[tex] \frac{d}{dx} e^x = e^x [/tex] -------->>>difinition of e
substitude [tex] e = \lim (1+1/n)^n [/tex] into [tex] e^x[/tex]

we have [tex] e^x = \lim (1 + 1/n)^{nx} [/tex]..

let [tex]u=nx[/tex],

we got [tex]e^x = \lim (1 + 1/n)^{nx}=\lim (1 + x/u)^u=\lim (1 + x/n)^n[/tex]

[tex] \frac{d}{dx}\lim (1 + 1/n)^{nx} = \frac{d}{dx}\lim (1 + x/n)^n = \lim n(1+x/n)^{n-1}*(1/n) = \lim (1 + x/n)^n=\lim (1 + 1/n)^{nx}[/tex]

so..[tex] e=\lim (1 + 1/n)^n [/tex]
HallsofIvy
#6
Jan13-05, 07:55 PM
Math
Emeritus
Sci Advisor
Thanks
PF Gold
P: 39,357
Oh blast!
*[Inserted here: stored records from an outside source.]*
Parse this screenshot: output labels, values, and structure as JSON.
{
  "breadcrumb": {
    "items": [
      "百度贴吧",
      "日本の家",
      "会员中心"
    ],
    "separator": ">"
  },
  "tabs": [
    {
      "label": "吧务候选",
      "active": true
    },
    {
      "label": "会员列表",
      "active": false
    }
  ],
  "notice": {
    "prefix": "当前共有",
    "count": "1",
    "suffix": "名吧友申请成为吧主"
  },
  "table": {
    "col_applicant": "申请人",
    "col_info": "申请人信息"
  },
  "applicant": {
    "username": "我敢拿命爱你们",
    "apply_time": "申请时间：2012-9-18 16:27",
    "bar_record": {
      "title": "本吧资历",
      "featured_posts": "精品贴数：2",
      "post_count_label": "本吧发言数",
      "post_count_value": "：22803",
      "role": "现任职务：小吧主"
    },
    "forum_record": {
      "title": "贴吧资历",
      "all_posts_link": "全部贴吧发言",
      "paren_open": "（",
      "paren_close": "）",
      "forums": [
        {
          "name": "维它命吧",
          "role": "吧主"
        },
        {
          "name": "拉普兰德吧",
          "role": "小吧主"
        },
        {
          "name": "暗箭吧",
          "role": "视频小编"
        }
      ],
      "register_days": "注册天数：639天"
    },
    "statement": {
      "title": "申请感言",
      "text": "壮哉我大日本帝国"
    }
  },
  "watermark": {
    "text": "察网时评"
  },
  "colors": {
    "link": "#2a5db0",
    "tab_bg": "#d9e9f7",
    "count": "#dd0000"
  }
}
I forgot which forum I was in!

At x= infinity this is of the form "1infinity" so let y= (1+ 1/x)x and take the logarithm: ln(y)= x ln(1+ 1/x) is now of the form "infinity*0". We can write that as [itex]\frac{ln(1+1/x)}{x}[/itex] and differentiate numerator and denominator separately. The derivative of ln(1+1/x) is [itex]\frac{1}{1+1/x}(-\frac{1}{x^2})= -\frac{1}{x^2+x}[/itex]. The derivative of 1/x is -1/x2. The ratio of those two is [itex]\frac{x^2}{x^2+x}= \frac{x}{x+1}= \frac{1}{1+\frac{1}{x}}[/itex] and the limit of that, as x-> infinity, is 1.

Since the limit of ln y(x)= 1, and ln is continuous, the limit is e.


Register to reply

Related Discussions
Proof: Compare two integral(Please look at my surgested proof) Calculus & Beyond Homework 11
Proof Calculus & Beyond Homework 4
Euler's formula proof help Calculus & Beyond Homework 1
Proof: One more irrationality proof Introductory Physics Homework 5
A proof is a proof-says Canadian Prime Minister General Math 0